Recorded data START

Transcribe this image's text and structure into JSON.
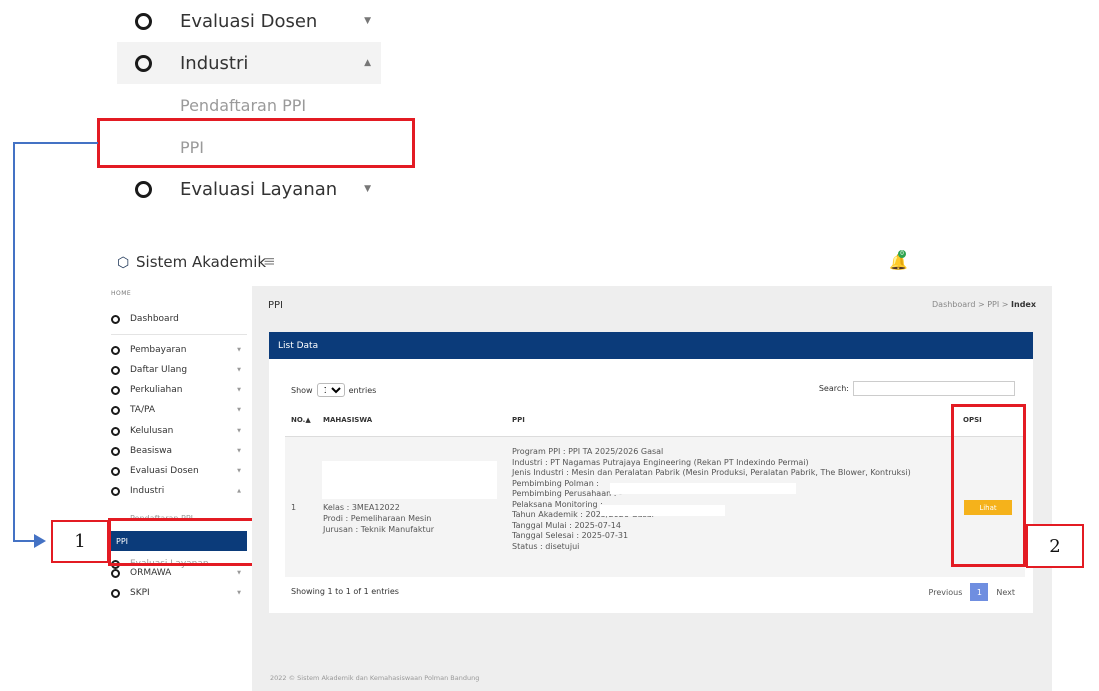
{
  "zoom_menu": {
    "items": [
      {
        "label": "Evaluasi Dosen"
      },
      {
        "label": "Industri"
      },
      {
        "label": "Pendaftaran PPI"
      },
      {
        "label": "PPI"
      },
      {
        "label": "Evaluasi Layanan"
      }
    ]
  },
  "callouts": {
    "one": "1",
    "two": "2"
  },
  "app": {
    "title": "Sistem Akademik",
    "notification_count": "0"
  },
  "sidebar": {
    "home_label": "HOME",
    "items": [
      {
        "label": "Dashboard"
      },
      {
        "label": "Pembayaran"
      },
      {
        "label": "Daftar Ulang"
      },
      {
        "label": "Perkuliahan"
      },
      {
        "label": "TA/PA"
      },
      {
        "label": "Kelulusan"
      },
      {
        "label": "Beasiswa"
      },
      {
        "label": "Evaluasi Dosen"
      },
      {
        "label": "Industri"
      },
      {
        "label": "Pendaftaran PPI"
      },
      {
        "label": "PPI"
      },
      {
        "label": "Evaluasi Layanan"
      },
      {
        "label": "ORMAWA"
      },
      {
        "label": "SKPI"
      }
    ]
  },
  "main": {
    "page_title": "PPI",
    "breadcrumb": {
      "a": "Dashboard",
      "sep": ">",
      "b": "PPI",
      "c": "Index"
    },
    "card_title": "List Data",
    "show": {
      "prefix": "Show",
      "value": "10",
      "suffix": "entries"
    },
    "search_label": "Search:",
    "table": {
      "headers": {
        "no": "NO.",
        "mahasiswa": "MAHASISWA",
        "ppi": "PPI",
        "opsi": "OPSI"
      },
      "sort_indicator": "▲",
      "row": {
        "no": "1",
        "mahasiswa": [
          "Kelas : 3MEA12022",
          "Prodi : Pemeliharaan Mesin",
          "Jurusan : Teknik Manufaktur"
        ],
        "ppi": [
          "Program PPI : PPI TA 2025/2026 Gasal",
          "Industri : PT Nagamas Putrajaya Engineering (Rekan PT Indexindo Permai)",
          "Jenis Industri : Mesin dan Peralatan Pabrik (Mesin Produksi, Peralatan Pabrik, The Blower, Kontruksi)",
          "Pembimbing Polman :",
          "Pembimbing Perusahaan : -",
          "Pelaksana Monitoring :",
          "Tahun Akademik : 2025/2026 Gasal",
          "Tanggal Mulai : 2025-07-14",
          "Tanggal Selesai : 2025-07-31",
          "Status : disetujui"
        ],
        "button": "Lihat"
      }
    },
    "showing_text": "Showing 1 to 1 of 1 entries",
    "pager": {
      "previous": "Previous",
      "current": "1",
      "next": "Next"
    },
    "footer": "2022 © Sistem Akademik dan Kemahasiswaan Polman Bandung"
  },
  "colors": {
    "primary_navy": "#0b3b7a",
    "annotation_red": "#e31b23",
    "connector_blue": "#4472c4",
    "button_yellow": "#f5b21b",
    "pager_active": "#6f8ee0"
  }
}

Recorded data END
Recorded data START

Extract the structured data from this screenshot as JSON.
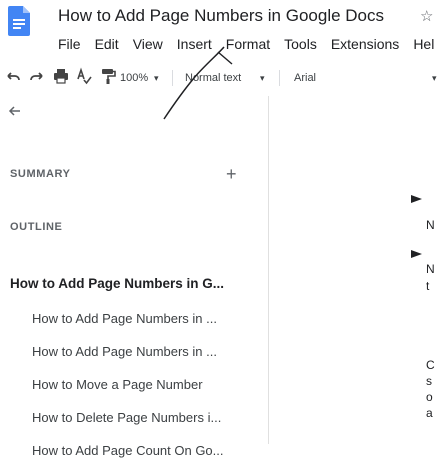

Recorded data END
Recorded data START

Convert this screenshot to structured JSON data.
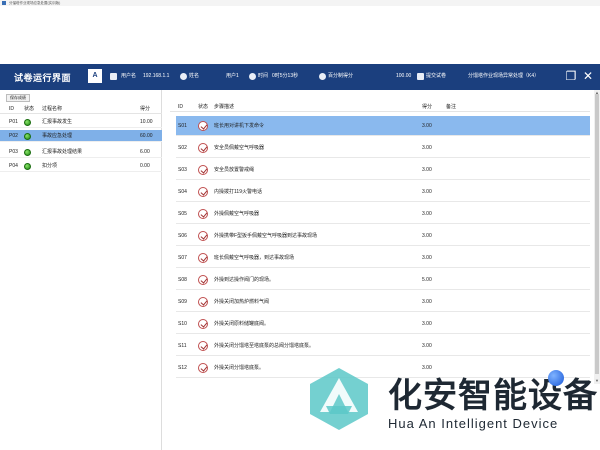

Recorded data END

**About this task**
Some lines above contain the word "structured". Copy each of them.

**Exercise answer**
Extract the structured data from this screenshot as JSON.
Convert this screenshot to structured JSON data.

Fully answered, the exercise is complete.